Hélène Darroze interview
Hélène Darroze interview
We talk to the acclaimed chef about what inspires her. By Ellie Holmes
Img: Helene Darroze (c) ADN Production
French chef Hélène Darroze oversees three top restaurants with six Michelin stars between them: The Connaught in London with three stars, Marsan par Hélène Darroze in Paris with two and Villa La Coste, Provence.
Hélène, how do you stay inspired?
Every day my focus and motivation is to give joy to my guests. People come to our restaurants to have a beautiful experience, to be happy, and it is our responsibility to deliver. It’s my job to create and to test and to find the good balance of flavours in a dish. I have to produce a dish that gives happiness to my guests. I always cook what I love, because I just can’t do something that I don’t love. If you take that enjoyment out of my life, I’ll stop and do something else.
When did your love of cooking begin?
Food is in my DNA – I started to cook when I was very young and my mother told me that I understood how to taste before I could even walk. My first experience of cooking was baking cakes, an experience a lot of young children similarly have. My father, grandfather, grandmother, great grandfather and great grandmother were all chefs, in addition to my great great grandmother too, so I have followed on to become the fourth generation of my family to become a chef. My family have been a great influence on my vision of always wanting to bring our guests happiness through sourcing the best products we can. When welcoming guests to my restaurants I always want them to feel like they are in my home, where I got my love for cooking.
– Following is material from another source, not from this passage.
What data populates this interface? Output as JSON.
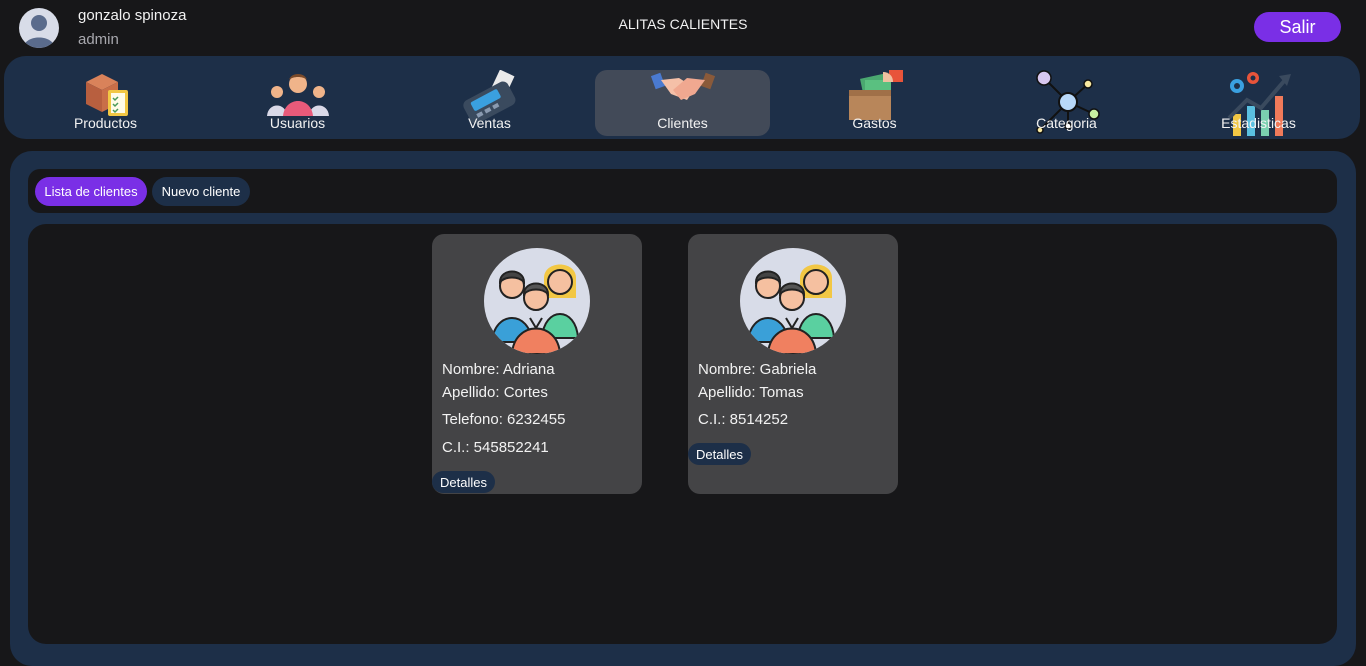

Where is your favourite place to eat in London?
For several years, the Clove Club has been one of my favourite fine dining places, and I am also a big fan of Clare Smyth’s approach at Core. Both chefs are inspired to glorify the products of the UK. I am also looking forward to visiting the new Ledbury now it has re-opened. I love Café Murano, Brat, and Frenchie Covent Garden. I also love Japanese food, and places like Roka, Chisou, or Cubé are my favourite ones in terms of a casual experience.
What are your favourite dishes in your restaurants?
I do not have a favourite dish – they are like children, they come from you and you cannot pick a favourite. If a dish is on the menu it is because I love them but I could not pick one specifically which I prefer.
London or Paris?
Both cities: Paris for its beauty and tradition and London for its eccentricity and energy.
What has been the hardest things to overcome for you in your career?
The pandemic – a very complicated time for the industry in general. We didn’t know when the restaurants were going to open again. We had to question ourselves, be creative and find solution such as take-away and delivery. We had to remain all very close, my team and I, and supportive.
Do you think that being a restaurateur is still a very male dominated industry?
Alain Ducasse gave me some advice when I first started; ‘there is a place for women’ – he was right and it is also great at supporting women to succeed. Women play an integral role in the culinary and gastronomic scene, great examples include Dominique Crenn, Elena Arzak, Anne-Sophie Pic, Clare Smyth and so many more. I personally haven’t experienced misogyny or sexism in my chef life, as a commis or head chef. That is not to say it doesn’t exist, I just didn’t face it. The advice I’ve always given to female chefs is: be yourself, be a woman; embrace your femininity; and cook as a woman.
What advice would you give your 20-year-old-self?
Believe in yourself, don’t try to be someone else and follow your dreams.